■ Source information
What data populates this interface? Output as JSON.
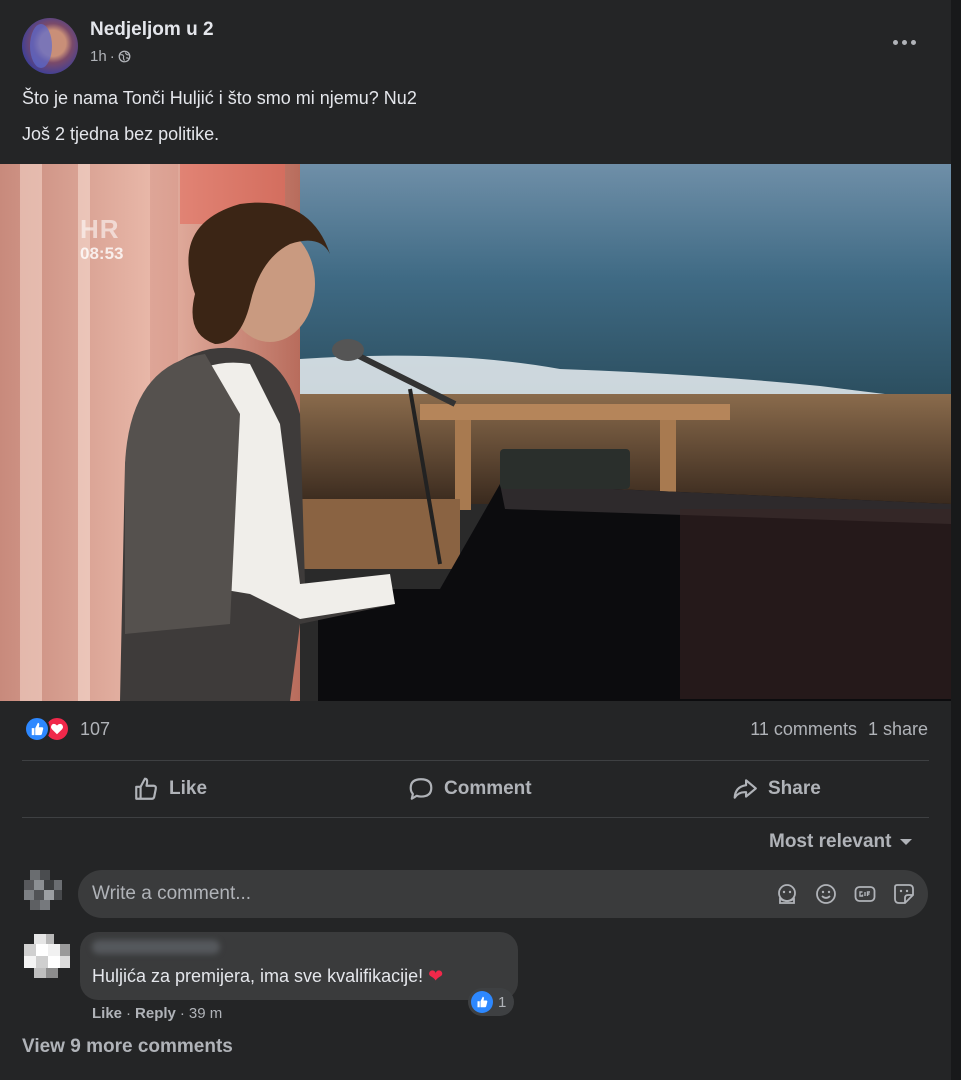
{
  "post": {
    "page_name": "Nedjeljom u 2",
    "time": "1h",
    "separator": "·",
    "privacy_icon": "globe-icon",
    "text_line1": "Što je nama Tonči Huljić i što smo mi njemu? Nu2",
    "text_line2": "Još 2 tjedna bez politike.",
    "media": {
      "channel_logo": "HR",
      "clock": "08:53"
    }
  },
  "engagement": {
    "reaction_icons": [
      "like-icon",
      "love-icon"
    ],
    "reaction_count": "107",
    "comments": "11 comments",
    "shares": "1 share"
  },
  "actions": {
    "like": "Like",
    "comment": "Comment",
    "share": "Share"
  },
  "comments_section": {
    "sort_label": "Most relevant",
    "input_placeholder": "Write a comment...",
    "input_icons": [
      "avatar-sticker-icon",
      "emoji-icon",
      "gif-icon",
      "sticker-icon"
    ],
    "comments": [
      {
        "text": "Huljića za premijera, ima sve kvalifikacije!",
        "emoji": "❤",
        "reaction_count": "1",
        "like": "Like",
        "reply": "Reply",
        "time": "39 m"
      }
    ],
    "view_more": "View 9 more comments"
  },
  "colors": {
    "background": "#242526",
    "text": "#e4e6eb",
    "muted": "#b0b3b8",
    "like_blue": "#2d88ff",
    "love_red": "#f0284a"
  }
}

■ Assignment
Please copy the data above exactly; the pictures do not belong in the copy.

■ Finished exercise
What data populates this interface? Output as JSON.
{
  "post": {
    "page_name": "Nedjeljom u 2",
    "time": "1h",
    "separator": "·",
    "privacy_icon": "globe-icon",
    "text_line1": "Što je nama Tonči Huljić i što smo mi njemu? Nu2",
    "text_line2": "Još 2 tjedna bez politike.",
    "media": {
      "channel_logo": "HR",
      "clock": "08:53"
    }
  },
  "engagement": {
    "reaction_icons": [
      "like-icon",
      "love-icon"
    ],
    "reaction_count": "107",
    "comments": "11 comments",
    "shares": "1 share"
  },
  "actions": {
    "like": "Like",
    "comment": "Comment",
    "share": "Share"
  },
  "comments_section": {
    "sort_label": "Most relevant",
    "input_placeholder": "Write a comment...",
    "input_icons": [
      "avatar-sticker-icon",
      "emoji-icon",
      "gif-icon",
      "sticker-icon"
    ],
    "comments": [
      {
        "text": "Huljića za premijera, ima sve kvalifikacije!",
        "emoji": "❤",
        "reaction_count": "1",
        "like": "Like",
        "reply": "Reply",
        "time": "39 m"
      }
    ],
    "view_more": "View 9 more comments"
  },
  "colors": {
    "background": "#242526",
    "text": "#e4e6eb",
    "muted": "#b0b3b8",
    "like_blue": "#2d88ff",
    "love_red": "#f0284a"
  }
}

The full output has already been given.